Subject: re: 3 forwarded messages...
To: Peter Seebach <firstname.lastname@example.org>
From: Mark Crispin <MRC@cac.washington.edu>
Date: 01/02/1996 10:59:11
On Tue, 2 Jan 1996 10:06:07 -0800 (PST), Peter Seebach wrote:
> This is a *stupid fuckup* they refuse to fix.
We did fix the problem. The include of <unistd.h> was added to the Pine 3.92
development sources within a few days of our being alerted to the problem,
many months ago. This was after Pine 3.91 was released, which is why the fix
is not in Pine 3.91 sources.
Pine 3.92 has not been released yet. There has been no release since this
problem was first reported. Once a release is out, it's out; we don't change
The NetBSD port was contributed by a Pine user. We did not write it.
There are no NetBSD systems here. It is impossible for use to test the NetBSD
There is no NetBSD documentation here. We have no way of knowing if NetBSD
uses <unistd.h> or not unless some person who uses it tells us.
We don't write "blind ports", but usually we include ports which were
contributed by users. The alternative to distributing Pine with contributed
ports of unknown quality is not to distribute contributed ports at all.
This kind of problem is usually caused by a compiler that generates variable
width argument stack frames in the name of "efficiency". Although PC and Mac
compilers do this all the time, most Unix compilers do not. Such behavior is
disasterous in pre-ANSI compilers without argument prototyping (which is why
it wasn't done). Pine is probably not the first program that has run afoul of
this on NetBSD. Fortunately, since Pine does build on PC and Mac, the problem
goes away once you have the right include files. Nonetheless, I question the
wisdom of this type of behavior in compilers, since old code (including K&R
first edition examples!) is always going to trip up on this. Does NetBSD have
a compiler switch (and associated libraries!) which coerces arguments up to
the largest data type?
> Despite the fact that they cannot name a system, anywhere, where
> <unistd.h> exists and including it will break things, they don't
> include <unistd.h>.
VAX Ultrix is an example of a system in which you can not include both
<unistd.h> and <sys/file.h>; <sys/file.h> is the correct file, not <unistd.h>.
NeXT is an example of a system which does not have <unistd.h> at all.
Therefore, we can not blindly include <unistd.h> on all ports.
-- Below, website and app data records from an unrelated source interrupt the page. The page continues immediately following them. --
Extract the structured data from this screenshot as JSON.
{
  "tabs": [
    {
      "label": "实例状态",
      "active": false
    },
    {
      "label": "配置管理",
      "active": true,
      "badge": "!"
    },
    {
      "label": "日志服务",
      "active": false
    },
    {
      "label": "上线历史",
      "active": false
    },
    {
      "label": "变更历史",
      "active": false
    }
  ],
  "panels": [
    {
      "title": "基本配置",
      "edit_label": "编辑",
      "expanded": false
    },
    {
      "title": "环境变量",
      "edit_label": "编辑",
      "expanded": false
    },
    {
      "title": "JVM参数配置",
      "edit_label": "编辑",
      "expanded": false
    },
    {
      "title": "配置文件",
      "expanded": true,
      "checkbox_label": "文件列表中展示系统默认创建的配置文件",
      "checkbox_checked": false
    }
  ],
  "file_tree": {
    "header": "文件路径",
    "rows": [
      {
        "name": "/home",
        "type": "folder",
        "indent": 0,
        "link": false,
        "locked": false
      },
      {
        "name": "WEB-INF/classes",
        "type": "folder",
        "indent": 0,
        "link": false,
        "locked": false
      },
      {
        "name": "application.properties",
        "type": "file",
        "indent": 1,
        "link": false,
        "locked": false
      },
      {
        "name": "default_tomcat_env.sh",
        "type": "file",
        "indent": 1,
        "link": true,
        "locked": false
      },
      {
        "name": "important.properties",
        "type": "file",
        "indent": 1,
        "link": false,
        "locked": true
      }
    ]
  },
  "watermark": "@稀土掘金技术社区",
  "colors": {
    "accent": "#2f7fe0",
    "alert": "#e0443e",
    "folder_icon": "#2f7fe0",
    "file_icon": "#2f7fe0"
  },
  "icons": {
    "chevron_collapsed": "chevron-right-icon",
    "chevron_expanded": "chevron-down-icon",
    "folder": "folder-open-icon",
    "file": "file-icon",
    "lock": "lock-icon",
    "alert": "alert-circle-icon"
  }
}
The decision
has to be made on a case-by-case basis, based on several questions:
1) does <unistd.h> even exist?
2) if it exists:
2a) is it the real <unistd.h> that provides the primary prototyping
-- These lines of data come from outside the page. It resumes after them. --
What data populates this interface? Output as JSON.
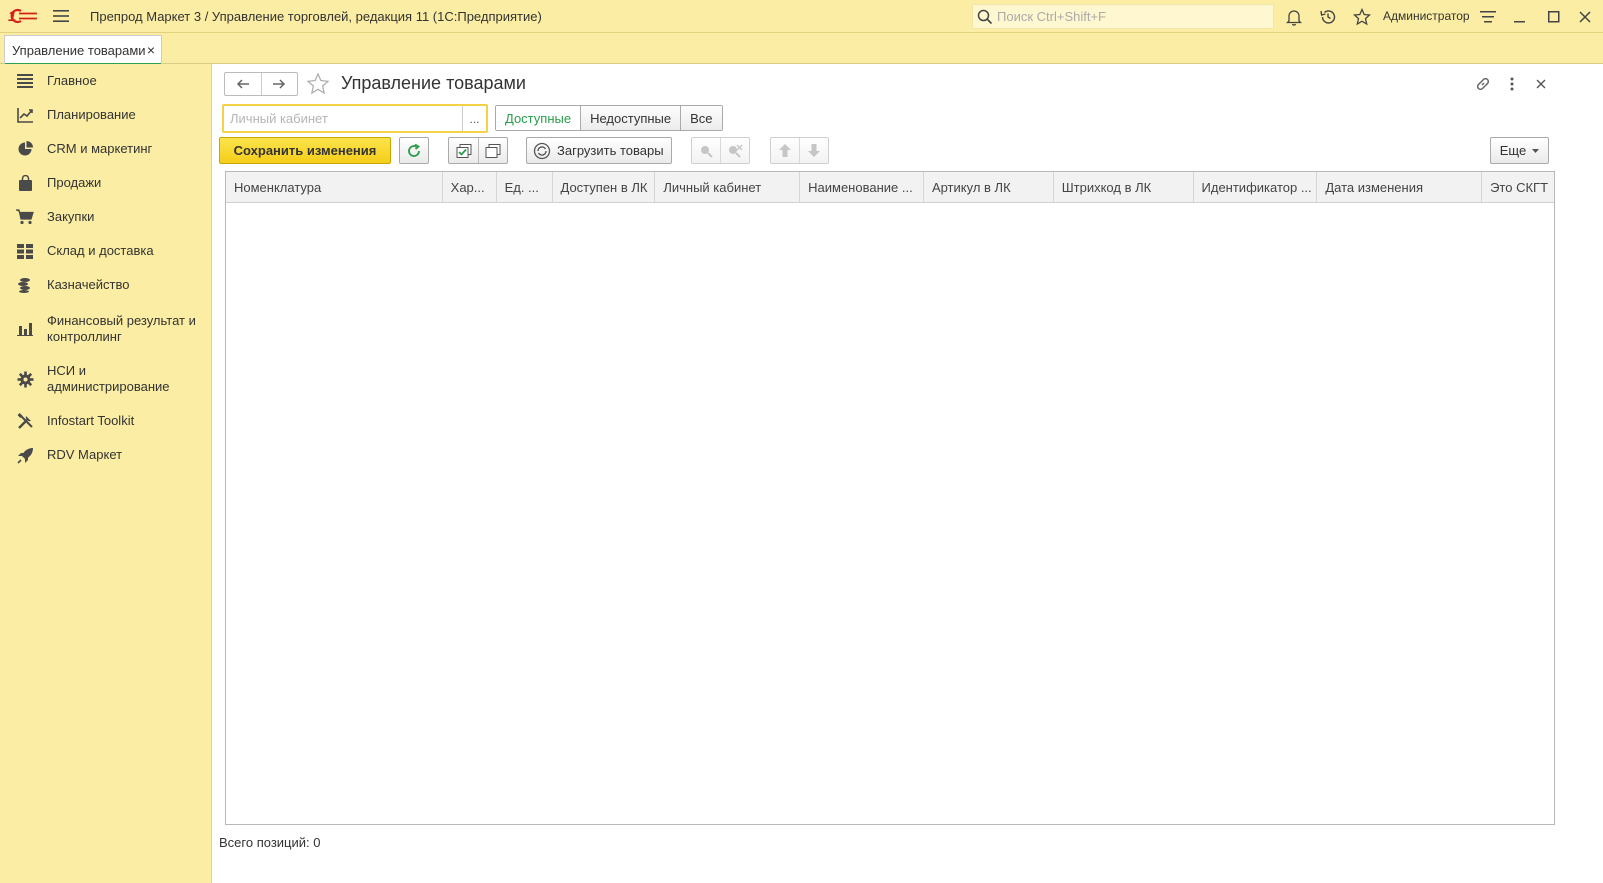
{
  "app": {
    "logo": "1С",
    "title": "Препрод Маркет 3 / Управление торговлей, редакция 11  (1С:Предприятие)",
    "search_placeholder": "Поиск Ctrl+Shift+F",
    "user": "Администратор"
  },
  "tabs": [
    {
      "label": "Управление товарами",
      "close": "×"
    }
  ],
  "sidebar": {
    "items": [
      {
        "label": "Главное",
        "icon": "list-icon"
      },
      {
        "label": "Планирование",
        "icon": "planning-icon"
      },
      {
        "label": "CRM и маркетинг",
        "icon": "pie-chart-icon"
      },
      {
        "label": "Продажи",
        "icon": "shopping-bag-icon"
      },
      {
        "label": "Закупки",
        "icon": "cart-icon"
      },
      {
        "label": "Склад и доставка",
        "icon": "warehouse-grid-icon"
      },
      {
        "label": "Казначейство",
        "icon": "coins-icon"
      },
      {
        "label": "Финансовый результат и контроллинг",
        "icon": "bar-chart-icon"
      },
      {
        "label": "НСИ и администрирование",
        "icon": "gear-icon"
      },
      {
        "label": "Infostart Toolkit",
        "icon": "tools-icon"
      },
      {
        "label": "RDV Маркет",
        "icon": "rocket-icon"
      }
    ]
  },
  "form": {
    "title": "Управление товарами",
    "lk_placeholder": "Личный кабинет",
    "lk_select": "...",
    "filter": {
      "options": [
        "Доступные",
        "Недоступные",
        "Все"
      ],
      "selected": "Доступные"
    },
    "toolbar": {
      "save_label": "Сохранить изменения",
      "load_label": "Загрузить товары",
      "more_label": "Еще"
    },
    "table": {
      "columns": [
        "Номенклатура",
        "Хар...",
        "Ед. ...",
        "Доступен в ЛК",
        "Личный кабинет",
        "Наименование ...",
        "Артикул в ЛК",
        "Штрихкод в ЛК",
        "Идентификатор ...",
        "Дата изменения",
        "Это СКГТ"
      ],
      "rows": []
    },
    "footer": {
      "label": "Всего позиций:",
      "count": "0"
    }
  },
  "colors": {
    "sidebar_bg": "#fbeda3",
    "primary_button": "#f5cd1a",
    "active_green": "#2a9d4b",
    "logo_red": "#d6201a"
  }
}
for most system functions?
2b) or, is it just a pseudo-"POSIX compatibility" stub that has
conflicts with the real include files?
If we didn't try to be compatible across a wide range of systems -- including
those in which <unistd.h> is a problem -- then we would end up narrowing our
focus to certain systems which have importance to us. Almost certainly NetBSD
would not be one of these.